DATASET ENTRIES START

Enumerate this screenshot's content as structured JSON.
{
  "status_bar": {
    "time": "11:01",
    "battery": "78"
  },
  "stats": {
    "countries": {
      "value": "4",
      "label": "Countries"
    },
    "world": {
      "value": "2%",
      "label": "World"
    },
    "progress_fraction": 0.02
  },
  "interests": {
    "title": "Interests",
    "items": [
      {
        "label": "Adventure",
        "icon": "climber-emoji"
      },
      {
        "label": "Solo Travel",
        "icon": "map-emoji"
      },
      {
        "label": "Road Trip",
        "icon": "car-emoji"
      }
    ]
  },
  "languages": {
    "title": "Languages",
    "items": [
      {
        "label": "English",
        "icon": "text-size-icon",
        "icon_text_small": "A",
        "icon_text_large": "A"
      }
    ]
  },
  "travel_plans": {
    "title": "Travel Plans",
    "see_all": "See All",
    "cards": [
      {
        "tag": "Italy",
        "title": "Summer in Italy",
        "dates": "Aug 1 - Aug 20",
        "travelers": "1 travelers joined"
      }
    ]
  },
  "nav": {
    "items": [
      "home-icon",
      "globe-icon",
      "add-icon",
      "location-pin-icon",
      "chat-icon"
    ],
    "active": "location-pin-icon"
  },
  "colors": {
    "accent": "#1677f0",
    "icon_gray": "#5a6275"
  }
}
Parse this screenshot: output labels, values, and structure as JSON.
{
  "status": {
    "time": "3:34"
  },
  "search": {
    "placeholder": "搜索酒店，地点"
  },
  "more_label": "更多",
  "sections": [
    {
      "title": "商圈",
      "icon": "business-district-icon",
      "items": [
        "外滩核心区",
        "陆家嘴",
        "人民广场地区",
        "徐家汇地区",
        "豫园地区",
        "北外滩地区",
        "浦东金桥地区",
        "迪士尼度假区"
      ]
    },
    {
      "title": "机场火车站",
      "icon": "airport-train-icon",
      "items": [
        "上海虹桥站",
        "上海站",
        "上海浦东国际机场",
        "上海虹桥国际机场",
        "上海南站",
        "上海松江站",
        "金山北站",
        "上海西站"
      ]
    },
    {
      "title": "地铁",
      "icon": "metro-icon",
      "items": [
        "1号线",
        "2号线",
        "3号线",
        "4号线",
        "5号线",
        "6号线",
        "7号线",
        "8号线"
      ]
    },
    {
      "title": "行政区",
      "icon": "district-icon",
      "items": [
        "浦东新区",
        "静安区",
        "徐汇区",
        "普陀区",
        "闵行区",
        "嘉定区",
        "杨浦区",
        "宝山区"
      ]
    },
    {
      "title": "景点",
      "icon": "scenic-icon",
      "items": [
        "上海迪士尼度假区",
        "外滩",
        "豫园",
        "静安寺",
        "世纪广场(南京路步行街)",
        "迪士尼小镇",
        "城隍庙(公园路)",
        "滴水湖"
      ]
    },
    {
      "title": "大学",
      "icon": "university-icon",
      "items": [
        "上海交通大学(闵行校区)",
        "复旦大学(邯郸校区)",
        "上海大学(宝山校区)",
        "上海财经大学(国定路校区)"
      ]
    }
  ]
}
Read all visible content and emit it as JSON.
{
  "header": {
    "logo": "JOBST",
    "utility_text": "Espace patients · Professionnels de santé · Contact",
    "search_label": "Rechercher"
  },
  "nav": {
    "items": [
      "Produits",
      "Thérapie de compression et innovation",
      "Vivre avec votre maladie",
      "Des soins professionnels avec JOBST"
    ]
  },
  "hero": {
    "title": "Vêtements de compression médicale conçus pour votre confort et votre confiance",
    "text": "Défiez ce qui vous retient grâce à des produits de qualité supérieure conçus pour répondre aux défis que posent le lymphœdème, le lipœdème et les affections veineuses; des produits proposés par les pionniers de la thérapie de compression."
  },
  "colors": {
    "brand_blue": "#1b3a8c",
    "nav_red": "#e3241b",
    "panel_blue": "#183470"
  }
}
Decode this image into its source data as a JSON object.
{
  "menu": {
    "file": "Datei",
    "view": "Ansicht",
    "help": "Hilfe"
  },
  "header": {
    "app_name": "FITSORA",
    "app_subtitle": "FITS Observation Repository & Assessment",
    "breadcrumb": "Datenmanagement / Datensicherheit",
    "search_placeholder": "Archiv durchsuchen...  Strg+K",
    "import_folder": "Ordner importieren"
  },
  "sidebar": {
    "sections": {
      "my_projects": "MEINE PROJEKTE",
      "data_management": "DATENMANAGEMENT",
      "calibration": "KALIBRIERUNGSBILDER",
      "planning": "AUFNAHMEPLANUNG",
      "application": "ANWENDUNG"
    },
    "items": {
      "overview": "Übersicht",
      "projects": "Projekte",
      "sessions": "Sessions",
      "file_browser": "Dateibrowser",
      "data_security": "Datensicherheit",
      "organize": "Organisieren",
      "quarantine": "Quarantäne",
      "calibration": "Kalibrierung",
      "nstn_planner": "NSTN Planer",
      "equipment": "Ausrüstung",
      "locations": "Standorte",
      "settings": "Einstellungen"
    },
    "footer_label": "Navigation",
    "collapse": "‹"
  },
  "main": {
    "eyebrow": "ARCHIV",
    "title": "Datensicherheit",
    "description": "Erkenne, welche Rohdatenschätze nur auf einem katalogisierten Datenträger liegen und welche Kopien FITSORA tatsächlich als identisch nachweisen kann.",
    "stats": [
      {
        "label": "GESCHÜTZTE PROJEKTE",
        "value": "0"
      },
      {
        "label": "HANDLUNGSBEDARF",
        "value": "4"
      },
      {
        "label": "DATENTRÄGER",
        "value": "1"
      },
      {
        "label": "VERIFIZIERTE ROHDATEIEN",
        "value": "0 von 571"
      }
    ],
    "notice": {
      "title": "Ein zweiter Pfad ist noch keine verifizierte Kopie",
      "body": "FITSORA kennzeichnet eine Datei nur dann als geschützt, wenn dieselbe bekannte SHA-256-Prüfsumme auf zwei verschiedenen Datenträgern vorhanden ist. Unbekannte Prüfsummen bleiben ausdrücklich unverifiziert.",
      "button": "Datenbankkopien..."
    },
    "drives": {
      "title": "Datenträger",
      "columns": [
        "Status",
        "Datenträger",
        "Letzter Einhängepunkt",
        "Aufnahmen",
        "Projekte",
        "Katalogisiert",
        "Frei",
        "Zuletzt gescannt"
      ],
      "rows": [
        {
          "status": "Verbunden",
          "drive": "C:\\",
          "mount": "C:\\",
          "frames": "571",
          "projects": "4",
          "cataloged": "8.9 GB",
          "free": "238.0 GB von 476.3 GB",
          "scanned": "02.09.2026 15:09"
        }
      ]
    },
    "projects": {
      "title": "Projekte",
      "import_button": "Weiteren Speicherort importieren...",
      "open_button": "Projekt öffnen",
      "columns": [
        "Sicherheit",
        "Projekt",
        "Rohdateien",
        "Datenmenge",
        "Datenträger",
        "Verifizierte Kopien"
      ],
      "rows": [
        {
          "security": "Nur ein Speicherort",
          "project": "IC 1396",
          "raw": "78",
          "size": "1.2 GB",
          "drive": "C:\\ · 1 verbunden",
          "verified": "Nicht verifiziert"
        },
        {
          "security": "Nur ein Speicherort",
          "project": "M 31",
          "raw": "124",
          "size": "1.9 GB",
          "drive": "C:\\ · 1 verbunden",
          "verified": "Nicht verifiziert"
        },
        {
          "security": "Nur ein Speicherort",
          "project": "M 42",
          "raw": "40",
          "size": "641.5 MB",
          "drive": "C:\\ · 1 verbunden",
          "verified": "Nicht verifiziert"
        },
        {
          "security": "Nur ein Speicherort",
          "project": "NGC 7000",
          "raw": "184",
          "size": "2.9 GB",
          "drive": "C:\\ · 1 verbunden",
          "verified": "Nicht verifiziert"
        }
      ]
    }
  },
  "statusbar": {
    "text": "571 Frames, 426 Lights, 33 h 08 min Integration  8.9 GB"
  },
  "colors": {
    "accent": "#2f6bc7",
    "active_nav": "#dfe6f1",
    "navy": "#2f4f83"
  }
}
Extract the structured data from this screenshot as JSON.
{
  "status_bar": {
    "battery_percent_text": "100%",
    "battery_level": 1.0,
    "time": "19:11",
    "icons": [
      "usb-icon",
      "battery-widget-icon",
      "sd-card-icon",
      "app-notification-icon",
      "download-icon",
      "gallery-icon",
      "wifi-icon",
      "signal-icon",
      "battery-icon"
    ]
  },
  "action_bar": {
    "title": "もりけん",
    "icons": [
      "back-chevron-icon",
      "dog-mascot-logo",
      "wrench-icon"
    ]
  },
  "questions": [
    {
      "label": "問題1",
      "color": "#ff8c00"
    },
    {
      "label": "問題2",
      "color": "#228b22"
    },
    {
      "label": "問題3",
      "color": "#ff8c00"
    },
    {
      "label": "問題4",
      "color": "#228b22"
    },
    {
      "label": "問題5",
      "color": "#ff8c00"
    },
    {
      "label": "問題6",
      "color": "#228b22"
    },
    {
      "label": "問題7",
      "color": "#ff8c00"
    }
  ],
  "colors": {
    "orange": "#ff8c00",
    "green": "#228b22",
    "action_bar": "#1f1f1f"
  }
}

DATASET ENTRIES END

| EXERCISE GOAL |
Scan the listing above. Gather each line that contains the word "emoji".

| RESPONSE BELOW |
        "icon": "climber-emoji"
        "icon": "map-emoji"
        "icon": "car-emoji"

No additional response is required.